Crucial technology relating to the Pentium II is protected by trade secret, not patents, Intel spokesman Chuck Mulloy said. Therefore, even if Cyrix can obtain the rights to the patents through its new parent company, National Semiconductor, Cyrix will still lack access to the trade secrets it needs to make a Pentium II.
Intel's counter-statement is the latest salvo in what could turn out to be a highly visible and crucial dispute in the semiconductor industry.
Cyrix has stated that a cross-license between National and Intel gives it the right to make chips based on Pentium II designs--designs that Intel so far has refused to license. If Cyrix proves to be correct, it could open the door to competition in the high-end desktop arena because it will mean that at least one other vendor can make Pentium IIs.
But the crucial technology not covered by the patents regards the system bus, said Mulloy, which is the computer's internal vehicle for transferring data to and from the processor. The Pentium II uses a proprietary system bus called "Slot 1" that differs from the "Socket 7" bus used by the Pentium class chips currently marketed by Cyrix and Advanced Micro Devices.
As a result, computer vendors and motherboard manufacturers have to chose whether to design products for the Pentium II or for other processors. The growing popularity of the Pentium II puts Cyrix and AMD at a competitive disadvantage since they cannot emulate or obtain plans to the Pentium II.
"The [Pentium II] bus is protected by patents and trade secrets," Mulloy said. "Having access to the patents doesn?t give them all the technology."
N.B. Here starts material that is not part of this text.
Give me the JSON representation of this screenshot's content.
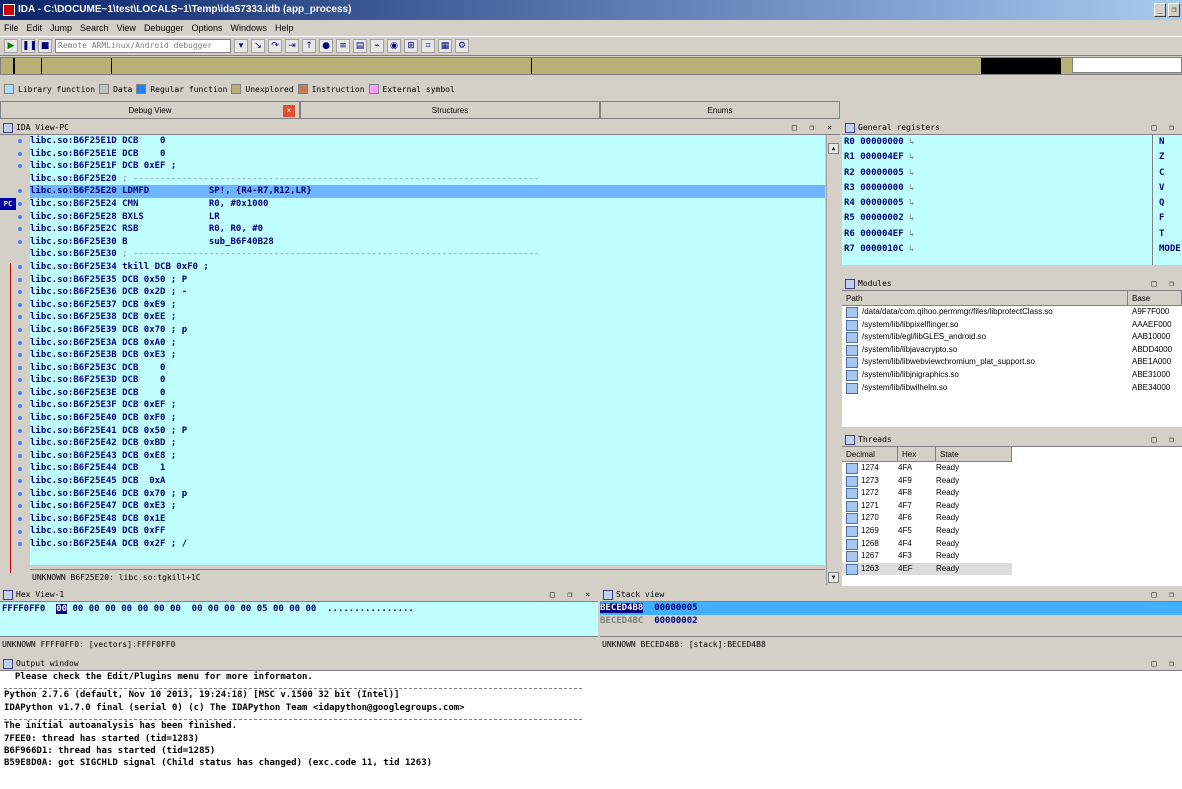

Linley Gwennap, editor in chief of The Microprocessor Report, agreed, adding that Cyrix would still face a huge design effort to actually come out with a Pentium II-style chip. "There's a lot of stuff out there that Intel doesn't put on its patents," he said.
Gwennap further pointed out that Intel has also been granted overall system patents, that is, patents for circuit boards or other computer features that are necessary to make a computer run on a Pentium II. Intel currently issues additional licensing for components and circuit boards to third-party manufacturers so that they can make Pentium II computers.
Intel, he said, doesn't necessarily have to issue these additional patents to third parties who chose to adopt a Cyrix-made Pentium II-class chip. Intel has actually litigated this issue in court and lost, he added. However, the previous case will not likely be binding. Intel thus could at least slow up Cyrix with a lawsuit.
Richard Belgard, a consultant for MicroDesign Resources, which publishes The Microprocessor Report, said Cyrix could use reverse engineering to replicate the bus. Reverse-engineering results, combined with the license, would then open up an opportunity for the company.
"You can reverse engineer trade secrets and it's not that hard," he said. "If they can determine these trade secrets by reverse engineering, it's a huge market."
Steve Tobak, vice president of corporate marketing at Cyrix, said Wednesday that Cyrix could legally use the patents to make Pentium II chips. While he said Cyrix has not committed to making Pentium II-style chips, the company could start to roll some out in late 1998.